▶ _Data extracts_
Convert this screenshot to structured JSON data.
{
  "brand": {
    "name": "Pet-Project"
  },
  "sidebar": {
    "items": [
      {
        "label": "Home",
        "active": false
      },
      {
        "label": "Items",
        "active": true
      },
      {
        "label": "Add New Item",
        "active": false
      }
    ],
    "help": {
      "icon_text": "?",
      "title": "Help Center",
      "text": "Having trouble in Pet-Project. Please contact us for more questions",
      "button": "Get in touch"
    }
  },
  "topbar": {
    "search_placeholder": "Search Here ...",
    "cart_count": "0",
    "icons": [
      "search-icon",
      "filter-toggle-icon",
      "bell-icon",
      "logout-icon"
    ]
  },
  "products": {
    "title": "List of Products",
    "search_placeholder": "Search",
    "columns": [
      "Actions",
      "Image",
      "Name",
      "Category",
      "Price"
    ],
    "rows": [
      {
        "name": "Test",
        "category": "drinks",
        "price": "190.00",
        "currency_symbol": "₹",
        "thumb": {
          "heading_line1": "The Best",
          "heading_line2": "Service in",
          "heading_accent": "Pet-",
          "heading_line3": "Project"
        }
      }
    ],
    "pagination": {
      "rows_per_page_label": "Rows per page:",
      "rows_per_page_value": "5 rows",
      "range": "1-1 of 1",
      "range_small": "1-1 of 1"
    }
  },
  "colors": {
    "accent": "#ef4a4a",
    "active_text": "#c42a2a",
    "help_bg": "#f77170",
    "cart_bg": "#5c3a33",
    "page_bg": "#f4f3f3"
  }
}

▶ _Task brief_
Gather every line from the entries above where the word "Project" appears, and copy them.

▶ _Exercise solution_
    "name": "Pet-Project"
      "text": "Having trouble in Pet-Project. Please contact us for more questions",
          "heading_line3": "Project"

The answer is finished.